> SOURCE INFORMATION:
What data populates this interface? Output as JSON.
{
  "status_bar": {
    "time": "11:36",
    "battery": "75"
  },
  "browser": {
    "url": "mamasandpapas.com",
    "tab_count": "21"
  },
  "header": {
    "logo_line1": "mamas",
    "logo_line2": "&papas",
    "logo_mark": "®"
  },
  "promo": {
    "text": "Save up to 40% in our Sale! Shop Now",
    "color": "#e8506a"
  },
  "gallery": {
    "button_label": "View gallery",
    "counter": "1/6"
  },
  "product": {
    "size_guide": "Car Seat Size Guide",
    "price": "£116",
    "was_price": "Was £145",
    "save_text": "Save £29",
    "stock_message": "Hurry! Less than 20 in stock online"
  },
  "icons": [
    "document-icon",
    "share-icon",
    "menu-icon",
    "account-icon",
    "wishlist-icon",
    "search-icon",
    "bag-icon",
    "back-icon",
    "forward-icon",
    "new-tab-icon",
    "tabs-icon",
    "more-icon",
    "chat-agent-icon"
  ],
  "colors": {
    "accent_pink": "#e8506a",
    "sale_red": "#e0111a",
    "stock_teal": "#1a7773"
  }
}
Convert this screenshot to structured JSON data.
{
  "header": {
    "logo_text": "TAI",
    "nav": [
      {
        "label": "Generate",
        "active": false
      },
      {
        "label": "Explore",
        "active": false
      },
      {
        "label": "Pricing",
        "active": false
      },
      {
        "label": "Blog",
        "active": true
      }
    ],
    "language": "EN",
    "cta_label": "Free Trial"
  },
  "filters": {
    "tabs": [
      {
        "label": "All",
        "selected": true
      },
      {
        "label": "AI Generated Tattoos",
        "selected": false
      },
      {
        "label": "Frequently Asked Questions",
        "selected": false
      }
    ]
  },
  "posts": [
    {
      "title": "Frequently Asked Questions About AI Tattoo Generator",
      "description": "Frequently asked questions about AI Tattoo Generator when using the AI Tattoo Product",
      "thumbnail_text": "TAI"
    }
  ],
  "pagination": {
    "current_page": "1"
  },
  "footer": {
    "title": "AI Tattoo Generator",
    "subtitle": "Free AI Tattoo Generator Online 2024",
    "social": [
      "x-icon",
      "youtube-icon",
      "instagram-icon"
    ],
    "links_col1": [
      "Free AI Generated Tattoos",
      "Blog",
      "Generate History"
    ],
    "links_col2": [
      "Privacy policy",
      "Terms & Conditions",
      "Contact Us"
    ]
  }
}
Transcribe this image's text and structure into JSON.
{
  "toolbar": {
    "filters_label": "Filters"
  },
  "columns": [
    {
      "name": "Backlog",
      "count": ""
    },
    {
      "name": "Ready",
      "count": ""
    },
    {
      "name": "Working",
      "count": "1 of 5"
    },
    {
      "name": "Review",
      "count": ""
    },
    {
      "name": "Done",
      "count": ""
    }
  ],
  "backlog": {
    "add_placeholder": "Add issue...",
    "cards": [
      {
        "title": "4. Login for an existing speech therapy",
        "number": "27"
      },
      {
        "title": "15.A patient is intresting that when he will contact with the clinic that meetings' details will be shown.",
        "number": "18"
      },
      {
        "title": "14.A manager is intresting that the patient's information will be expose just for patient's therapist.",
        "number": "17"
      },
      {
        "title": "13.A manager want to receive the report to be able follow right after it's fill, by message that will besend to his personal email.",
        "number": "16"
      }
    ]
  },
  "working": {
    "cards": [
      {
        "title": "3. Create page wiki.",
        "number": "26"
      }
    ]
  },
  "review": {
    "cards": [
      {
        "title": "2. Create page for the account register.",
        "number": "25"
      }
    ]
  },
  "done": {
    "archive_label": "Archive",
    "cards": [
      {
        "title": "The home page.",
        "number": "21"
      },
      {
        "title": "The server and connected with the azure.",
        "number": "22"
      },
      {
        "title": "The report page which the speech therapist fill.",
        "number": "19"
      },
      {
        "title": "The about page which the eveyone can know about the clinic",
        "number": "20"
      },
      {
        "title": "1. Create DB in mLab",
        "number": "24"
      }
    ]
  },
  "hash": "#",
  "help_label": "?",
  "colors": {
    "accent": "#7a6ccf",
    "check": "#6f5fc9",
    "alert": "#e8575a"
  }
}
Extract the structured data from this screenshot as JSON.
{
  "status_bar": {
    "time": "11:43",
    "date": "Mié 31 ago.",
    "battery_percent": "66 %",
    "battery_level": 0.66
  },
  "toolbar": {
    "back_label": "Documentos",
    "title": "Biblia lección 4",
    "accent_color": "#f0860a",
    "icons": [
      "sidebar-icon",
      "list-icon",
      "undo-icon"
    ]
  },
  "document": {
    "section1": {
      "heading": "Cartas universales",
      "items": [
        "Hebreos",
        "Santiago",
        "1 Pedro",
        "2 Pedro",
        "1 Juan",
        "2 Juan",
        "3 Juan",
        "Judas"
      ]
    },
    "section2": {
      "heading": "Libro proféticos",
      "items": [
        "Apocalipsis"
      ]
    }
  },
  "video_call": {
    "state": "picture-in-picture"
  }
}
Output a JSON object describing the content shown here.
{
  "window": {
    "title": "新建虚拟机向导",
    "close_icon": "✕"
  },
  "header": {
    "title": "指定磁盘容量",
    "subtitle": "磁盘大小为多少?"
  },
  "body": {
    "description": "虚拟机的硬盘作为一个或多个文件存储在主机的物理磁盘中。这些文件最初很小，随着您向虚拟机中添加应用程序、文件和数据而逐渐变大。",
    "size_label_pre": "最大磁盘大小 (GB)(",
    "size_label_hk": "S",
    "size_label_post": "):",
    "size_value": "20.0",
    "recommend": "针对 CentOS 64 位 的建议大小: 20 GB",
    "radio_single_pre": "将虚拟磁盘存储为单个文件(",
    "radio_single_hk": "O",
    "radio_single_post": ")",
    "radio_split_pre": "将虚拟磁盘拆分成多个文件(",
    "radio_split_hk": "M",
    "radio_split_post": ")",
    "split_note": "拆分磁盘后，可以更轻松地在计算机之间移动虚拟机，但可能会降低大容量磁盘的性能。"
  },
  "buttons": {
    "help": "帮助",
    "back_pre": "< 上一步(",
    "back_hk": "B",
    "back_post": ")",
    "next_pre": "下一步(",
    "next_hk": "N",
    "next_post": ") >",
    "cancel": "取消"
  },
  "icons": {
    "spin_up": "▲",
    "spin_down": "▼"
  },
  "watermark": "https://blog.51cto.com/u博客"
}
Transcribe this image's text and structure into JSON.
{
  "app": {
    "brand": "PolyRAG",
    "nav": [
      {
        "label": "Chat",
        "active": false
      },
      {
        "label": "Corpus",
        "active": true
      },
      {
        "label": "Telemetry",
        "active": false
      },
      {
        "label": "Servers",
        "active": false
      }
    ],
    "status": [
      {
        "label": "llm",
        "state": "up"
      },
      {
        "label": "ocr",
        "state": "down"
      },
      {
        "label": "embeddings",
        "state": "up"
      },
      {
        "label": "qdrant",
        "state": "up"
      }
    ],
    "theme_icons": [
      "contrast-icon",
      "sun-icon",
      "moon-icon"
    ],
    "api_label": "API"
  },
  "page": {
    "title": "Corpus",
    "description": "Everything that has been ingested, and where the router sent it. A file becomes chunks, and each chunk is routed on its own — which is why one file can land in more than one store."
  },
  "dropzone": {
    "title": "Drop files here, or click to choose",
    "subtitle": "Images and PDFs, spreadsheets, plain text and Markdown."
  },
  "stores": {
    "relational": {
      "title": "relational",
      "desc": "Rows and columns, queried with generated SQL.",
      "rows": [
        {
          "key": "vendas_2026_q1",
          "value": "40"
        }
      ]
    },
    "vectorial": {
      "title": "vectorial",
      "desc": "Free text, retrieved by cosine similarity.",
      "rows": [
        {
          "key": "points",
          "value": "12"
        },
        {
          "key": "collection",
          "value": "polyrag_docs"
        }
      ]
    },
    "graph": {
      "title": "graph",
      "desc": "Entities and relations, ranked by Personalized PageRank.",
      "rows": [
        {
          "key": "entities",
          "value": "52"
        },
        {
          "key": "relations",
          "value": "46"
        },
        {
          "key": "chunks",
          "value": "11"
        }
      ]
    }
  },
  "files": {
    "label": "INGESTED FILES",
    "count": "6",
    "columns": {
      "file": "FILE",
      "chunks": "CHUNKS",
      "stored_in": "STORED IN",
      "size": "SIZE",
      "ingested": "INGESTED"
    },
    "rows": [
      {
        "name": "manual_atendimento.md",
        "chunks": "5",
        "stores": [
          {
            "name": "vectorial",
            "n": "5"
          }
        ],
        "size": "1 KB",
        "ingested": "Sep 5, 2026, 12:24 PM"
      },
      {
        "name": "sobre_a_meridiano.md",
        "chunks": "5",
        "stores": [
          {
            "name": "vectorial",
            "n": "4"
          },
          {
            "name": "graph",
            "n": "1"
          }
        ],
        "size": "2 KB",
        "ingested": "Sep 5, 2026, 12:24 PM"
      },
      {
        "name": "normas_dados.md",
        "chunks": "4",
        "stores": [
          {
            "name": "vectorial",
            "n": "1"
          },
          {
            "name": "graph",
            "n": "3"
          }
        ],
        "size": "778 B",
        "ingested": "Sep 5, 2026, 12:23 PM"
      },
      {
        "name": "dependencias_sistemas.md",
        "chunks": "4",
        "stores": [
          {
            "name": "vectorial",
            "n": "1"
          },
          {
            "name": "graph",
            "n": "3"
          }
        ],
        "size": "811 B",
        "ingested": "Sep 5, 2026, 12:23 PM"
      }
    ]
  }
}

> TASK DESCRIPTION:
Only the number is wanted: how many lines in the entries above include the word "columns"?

> OUTPUT BELOW:
3